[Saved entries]
++++++++++

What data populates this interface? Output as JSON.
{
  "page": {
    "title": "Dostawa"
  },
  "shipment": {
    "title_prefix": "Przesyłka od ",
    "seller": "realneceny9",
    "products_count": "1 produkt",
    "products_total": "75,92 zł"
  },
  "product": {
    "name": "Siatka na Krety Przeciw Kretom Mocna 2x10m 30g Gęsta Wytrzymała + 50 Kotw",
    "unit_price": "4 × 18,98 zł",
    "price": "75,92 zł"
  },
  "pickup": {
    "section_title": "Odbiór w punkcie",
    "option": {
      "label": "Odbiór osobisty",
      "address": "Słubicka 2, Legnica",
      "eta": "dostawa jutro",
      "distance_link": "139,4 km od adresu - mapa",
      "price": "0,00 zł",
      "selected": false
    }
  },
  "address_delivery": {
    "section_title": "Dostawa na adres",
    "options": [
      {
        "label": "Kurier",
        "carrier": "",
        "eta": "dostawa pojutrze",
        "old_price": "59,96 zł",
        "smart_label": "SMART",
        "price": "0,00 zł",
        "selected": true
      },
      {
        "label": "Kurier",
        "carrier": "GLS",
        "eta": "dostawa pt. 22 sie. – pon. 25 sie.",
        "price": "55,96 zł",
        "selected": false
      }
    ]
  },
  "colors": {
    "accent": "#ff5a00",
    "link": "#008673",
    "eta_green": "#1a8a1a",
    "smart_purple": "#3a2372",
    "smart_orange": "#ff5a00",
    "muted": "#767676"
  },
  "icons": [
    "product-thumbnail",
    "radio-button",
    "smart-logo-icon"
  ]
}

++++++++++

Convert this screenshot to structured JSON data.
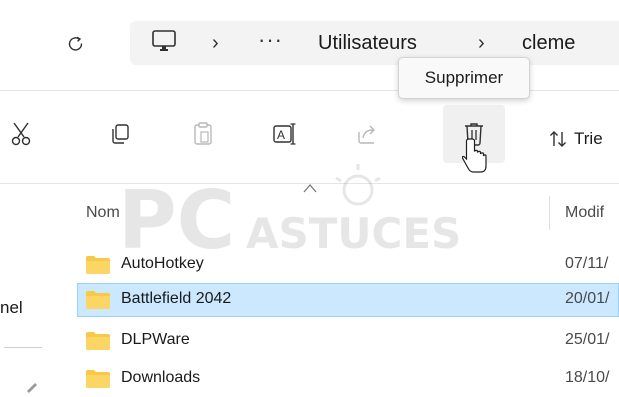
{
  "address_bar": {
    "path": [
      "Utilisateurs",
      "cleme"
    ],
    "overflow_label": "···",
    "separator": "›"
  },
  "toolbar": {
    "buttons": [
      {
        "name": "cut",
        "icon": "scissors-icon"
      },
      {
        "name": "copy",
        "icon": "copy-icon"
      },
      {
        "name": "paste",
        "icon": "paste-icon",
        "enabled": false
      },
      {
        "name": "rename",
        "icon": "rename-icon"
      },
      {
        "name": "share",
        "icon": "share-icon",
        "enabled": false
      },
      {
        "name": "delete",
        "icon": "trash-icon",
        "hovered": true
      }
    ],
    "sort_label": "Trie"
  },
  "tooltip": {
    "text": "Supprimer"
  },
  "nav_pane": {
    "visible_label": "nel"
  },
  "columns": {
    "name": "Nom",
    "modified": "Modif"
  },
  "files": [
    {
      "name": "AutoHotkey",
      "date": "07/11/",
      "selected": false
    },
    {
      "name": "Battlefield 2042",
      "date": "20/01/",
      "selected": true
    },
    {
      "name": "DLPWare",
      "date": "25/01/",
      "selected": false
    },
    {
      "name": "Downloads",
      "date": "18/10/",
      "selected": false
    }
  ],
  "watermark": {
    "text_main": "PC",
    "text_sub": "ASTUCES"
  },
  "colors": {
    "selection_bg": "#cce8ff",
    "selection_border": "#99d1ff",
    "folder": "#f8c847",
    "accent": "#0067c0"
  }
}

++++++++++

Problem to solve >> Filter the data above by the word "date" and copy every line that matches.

Problem solution >>
      "date": "07/11/",
      "date": "20/01/",
      "date": "25/01/",
      "date": "18/10/",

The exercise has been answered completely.